◆ Data section ◆
=== Begin Enclosure ===

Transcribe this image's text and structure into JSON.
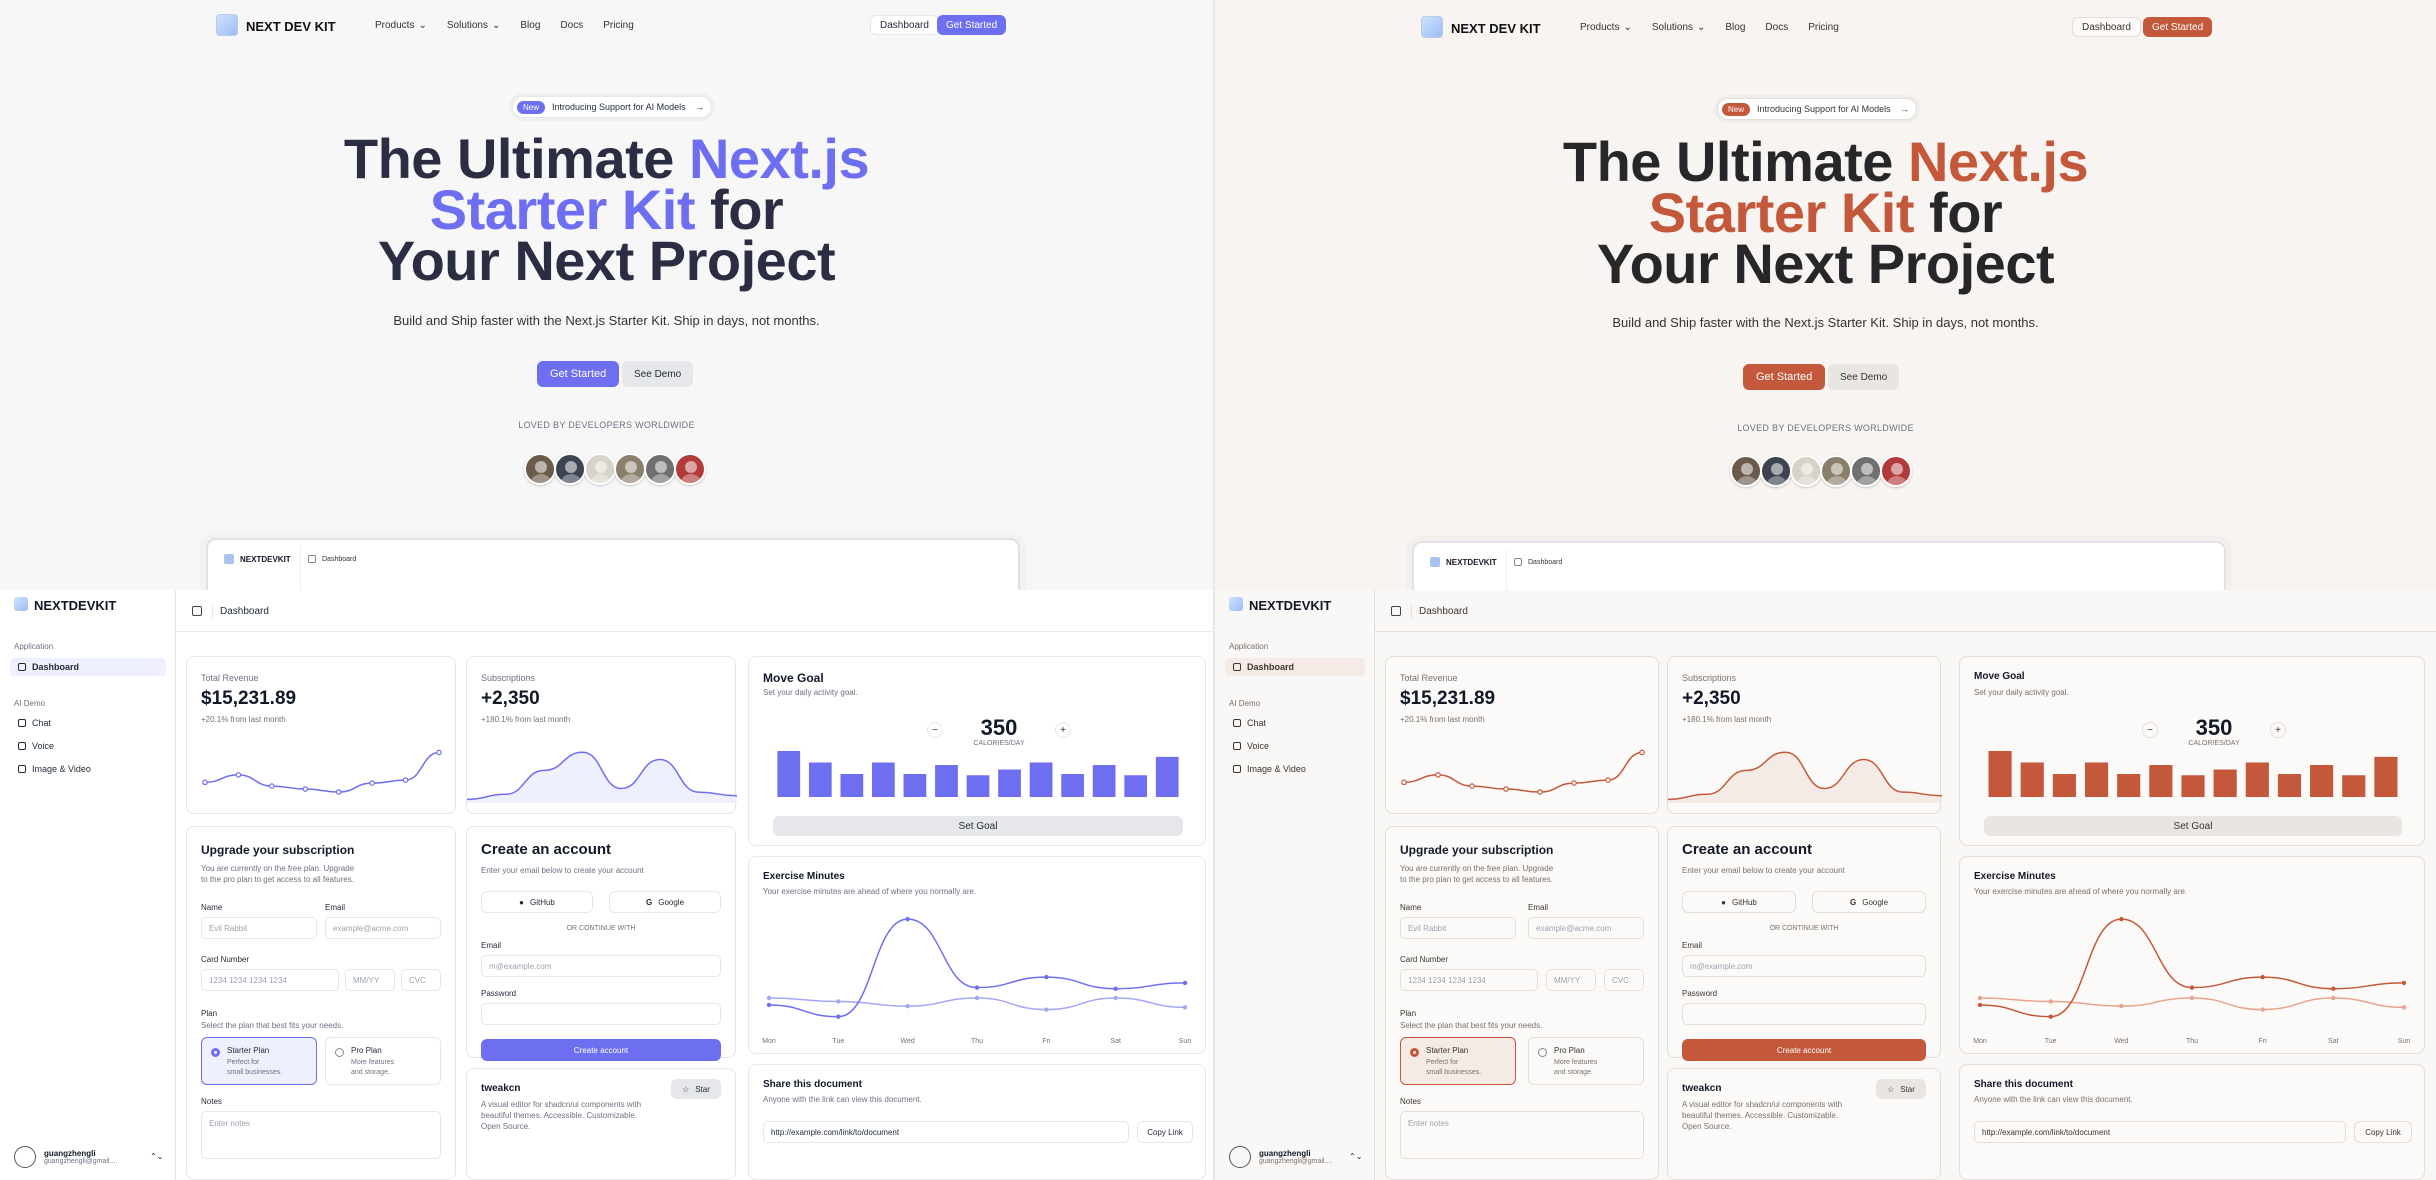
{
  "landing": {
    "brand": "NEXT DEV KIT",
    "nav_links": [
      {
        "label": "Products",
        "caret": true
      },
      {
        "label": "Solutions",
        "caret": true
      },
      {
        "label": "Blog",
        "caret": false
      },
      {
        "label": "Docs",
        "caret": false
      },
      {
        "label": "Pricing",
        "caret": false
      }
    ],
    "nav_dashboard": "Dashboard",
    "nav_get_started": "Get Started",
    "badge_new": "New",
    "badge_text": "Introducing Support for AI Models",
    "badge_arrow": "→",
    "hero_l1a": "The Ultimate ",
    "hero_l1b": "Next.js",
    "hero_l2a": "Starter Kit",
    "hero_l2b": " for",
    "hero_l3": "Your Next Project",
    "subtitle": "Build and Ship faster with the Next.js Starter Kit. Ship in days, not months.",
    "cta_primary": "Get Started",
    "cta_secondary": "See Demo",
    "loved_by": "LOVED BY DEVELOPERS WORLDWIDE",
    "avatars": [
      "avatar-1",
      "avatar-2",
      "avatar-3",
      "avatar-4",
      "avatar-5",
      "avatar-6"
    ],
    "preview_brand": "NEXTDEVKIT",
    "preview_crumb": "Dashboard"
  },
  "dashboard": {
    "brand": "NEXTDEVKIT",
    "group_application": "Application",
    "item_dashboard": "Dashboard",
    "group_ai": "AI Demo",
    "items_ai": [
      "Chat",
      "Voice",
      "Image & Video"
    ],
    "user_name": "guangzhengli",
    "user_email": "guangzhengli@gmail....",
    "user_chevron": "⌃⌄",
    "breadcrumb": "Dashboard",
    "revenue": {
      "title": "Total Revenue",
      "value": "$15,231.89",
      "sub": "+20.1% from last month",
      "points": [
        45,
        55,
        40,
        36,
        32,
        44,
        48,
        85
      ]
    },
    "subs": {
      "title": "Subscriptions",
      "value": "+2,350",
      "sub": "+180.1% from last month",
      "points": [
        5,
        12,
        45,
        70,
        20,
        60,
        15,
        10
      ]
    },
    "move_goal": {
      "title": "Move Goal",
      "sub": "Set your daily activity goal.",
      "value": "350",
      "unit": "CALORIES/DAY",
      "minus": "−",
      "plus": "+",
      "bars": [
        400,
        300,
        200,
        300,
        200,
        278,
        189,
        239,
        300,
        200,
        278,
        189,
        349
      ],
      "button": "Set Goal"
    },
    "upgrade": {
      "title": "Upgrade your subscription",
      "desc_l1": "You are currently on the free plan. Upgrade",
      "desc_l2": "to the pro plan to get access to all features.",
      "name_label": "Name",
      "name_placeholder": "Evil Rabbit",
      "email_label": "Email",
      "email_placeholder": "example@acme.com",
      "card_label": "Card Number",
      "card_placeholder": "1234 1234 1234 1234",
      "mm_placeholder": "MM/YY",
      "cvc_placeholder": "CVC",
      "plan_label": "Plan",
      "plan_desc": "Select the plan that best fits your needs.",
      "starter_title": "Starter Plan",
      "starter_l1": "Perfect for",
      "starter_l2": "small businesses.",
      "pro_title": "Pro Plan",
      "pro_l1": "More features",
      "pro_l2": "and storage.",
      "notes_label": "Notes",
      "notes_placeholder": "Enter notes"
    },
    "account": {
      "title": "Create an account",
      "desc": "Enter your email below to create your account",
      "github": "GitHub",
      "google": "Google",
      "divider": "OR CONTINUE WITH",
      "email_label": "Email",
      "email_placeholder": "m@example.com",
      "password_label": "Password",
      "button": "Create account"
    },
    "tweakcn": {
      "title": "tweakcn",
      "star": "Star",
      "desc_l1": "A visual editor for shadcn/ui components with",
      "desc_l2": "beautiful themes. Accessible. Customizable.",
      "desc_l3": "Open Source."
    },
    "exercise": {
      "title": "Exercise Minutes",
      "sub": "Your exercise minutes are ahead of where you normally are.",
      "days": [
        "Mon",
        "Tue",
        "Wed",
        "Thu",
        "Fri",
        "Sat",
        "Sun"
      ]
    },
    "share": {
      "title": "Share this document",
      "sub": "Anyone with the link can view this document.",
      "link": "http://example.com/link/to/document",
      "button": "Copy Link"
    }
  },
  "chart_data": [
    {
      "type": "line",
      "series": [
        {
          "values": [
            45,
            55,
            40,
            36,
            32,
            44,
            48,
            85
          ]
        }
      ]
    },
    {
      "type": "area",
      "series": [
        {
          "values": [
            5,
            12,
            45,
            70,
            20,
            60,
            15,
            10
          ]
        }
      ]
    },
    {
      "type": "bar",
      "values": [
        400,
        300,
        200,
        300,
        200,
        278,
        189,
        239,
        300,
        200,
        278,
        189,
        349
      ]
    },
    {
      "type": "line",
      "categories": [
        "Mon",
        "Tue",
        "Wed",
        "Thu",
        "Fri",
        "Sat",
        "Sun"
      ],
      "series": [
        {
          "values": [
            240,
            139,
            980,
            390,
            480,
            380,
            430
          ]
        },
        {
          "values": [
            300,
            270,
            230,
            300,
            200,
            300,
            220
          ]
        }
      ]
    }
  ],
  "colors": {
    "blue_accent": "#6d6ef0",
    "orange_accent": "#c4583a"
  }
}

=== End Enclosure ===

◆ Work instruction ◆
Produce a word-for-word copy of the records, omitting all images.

◆ Answer ◆
Transcribe this image's text and structure into JSON.
{
  "landing": {
    "brand": "NEXT DEV KIT",
    "nav_links": [
      {
        "label": "Products",
        "caret": true
      },
      {
        "label": "Solutions",
        "caret": true
      },
      {
        "label": "Blog",
        "caret": false
      },
      {
        "label": "Docs",
        "caret": false
      },
      {
        "label": "Pricing",
        "caret": false
      }
    ],
    "nav_dashboard": "Dashboard",
    "nav_get_started": "Get Started",
    "badge_new": "New",
    "badge_text": "Introducing Support for AI Models",
    "badge_arrow": "→",
    "hero_l1a": "The Ultimate ",
    "hero_l1b": "Next.js",
    "hero_l2a": "Starter Kit",
    "hero_l2b": " for",
    "hero_l3": "Your Next Project",
    "subtitle": "Build and Ship faster with the Next.js Starter Kit. Ship in days, not months.",
    "cta_primary": "Get Started",
    "cta_secondary": "See Demo",
    "loved_by": "LOVED BY DEVELOPERS WORLDWIDE",
    "avatars": [
      "avatar-1",
      "avatar-2",
      "avatar-3",
      "avatar-4",
      "avatar-5",
      "avatar-6"
    ],
    "preview_brand": "NEXTDEVKIT",
    "preview_crumb": "Dashboard"
  },
  "dashboard": {
    "brand": "NEXTDEVKIT",
    "group_application": "Application",
    "item_dashboard": "Dashboard",
    "group_ai": "AI Demo",
    "items_ai": [
      "Chat",
      "Voice",
      "Image & Video"
    ],
    "user_name": "guangzhengli",
    "user_email": "guangzhengli@gmail....",
    "user_chevron": "⌃⌄",
    "breadcrumb": "Dashboard",
    "revenue": {
      "title": "Total Revenue",
      "value": "$15,231.89",
      "sub": "+20.1% from last month",
      "points": [
        45,
        55,
        40,
        36,
        32,
        44,
        48,
        85
      ]
    },
    "subs": {
      "title": "Subscriptions",
      "value": "+2,350",
      "sub": "+180.1% from last month",
      "points": [
        5,
        12,
        45,
        70,
        20,
        60,
        15,
        10
      ]
    },
    "move_goal": {
      "title": "Move Goal",
      "sub": "Set your daily activity goal.",
      "value": "350",
      "unit": "CALORIES/DAY",
      "minus": "−",
      "plus": "+",
      "bars": [
        400,
        300,
        200,
        300,
        200,
        278,
        189,
        239,
        300,
        200,
        278,
        189,
        349
      ],
      "button": "Set Goal"
    },
    "upgrade": {
      "title": "Upgrade your subscription",
      "desc_l1": "You are currently on the free plan. Upgrade",
      "desc_l2": "to the pro plan to get access to all features.",
      "name_label": "Name",
      "name_placeholder": "Evil Rabbit",
      "email_label": "Email",
      "email_placeholder": "example@acme.com",
      "card_label": "Card Number",
      "card_placeholder": "1234 1234 1234 1234",
      "mm_placeholder": "MM/YY",
      "cvc_placeholder": "CVC",
      "plan_label": "Plan",
      "plan_desc": "Select the plan that best fits your needs.",
      "starter_title": "Starter Plan",
      "starter_l1": "Perfect for",
      "starter_l2": "small businesses.",
      "pro_title": "Pro Plan",
      "pro_l1": "More features",
      "pro_l2": "and storage.",
      "notes_label": "Notes",
      "notes_placeholder": "Enter notes"
    },
    "account": {
      "title": "Create an account",
      "desc": "Enter your email below to create your account",
      "github": "GitHub",
      "google": "Google",
      "divider": "OR CONTINUE WITH",
      "email_label": "Email",
      "email_placeholder": "m@example.com",
      "password_label": "Password",
      "button": "Create account"
    },
    "tweakcn": {
      "title": "tweakcn",
      "star": "Star",
      "desc_l1": "A visual editor for shadcn/ui components with",
      "desc_l2": "beautiful themes. Accessible. Customizable.",
      "desc_l3": "Open Source."
    },
    "exercise": {
      "title": "Exercise Minutes",
      "sub": "Your exercise minutes are ahead of where you normally are.",
      "days": [
        "Mon",
        "Tue",
        "Wed",
        "Thu",
        "Fri",
        "Sat",
        "Sun"
      ]
    },
    "share": {
      "title": "Share this document",
      "sub": "Anyone with the link can view this document.",
      "link": "http://example.com/link/to/document",
      "button": "Copy Link"
    }
  },
  "chart_data": [
    {
      "type": "line",
      "series": [
        {
          "values": [
            45,
            55,
            40,
            36,
            32,
            44,
            48,
            85
          ]
        }
      ]
    },
    {
      "type": "area",
      "series": [
        {
          "values": [
            5,
            12,
            45,
            70,
            20,
            60,
            15,
            10
          ]
        }
      ]
    },
    {
      "type": "bar",
      "values": [
        400,
        300,
        200,
        300,
        200,
        278,
        189,
        239,
        300,
        200,
        278,
        189,
        349
      ]
    },
    {
      "type": "line",
      "categories": [
        "Mon",
        "Tue",
        "Wed",
        "Thu",
        "Fri",
        "Sat",
        "Sun"
      ],
      "series": [
        {
          "values": [
            240,
            139,
            980,
            390,
            480,
            380,
            430
          ]
        },
        {
          "values": [
            300,
            270,
            230,
            300,
            200,
            300,
            220
          ]
        }
      ]
    }
  ],
  "colors": {
    "blue_accent": "#6d6ef0",
    "orange_accent": "#c4583a"
  }
}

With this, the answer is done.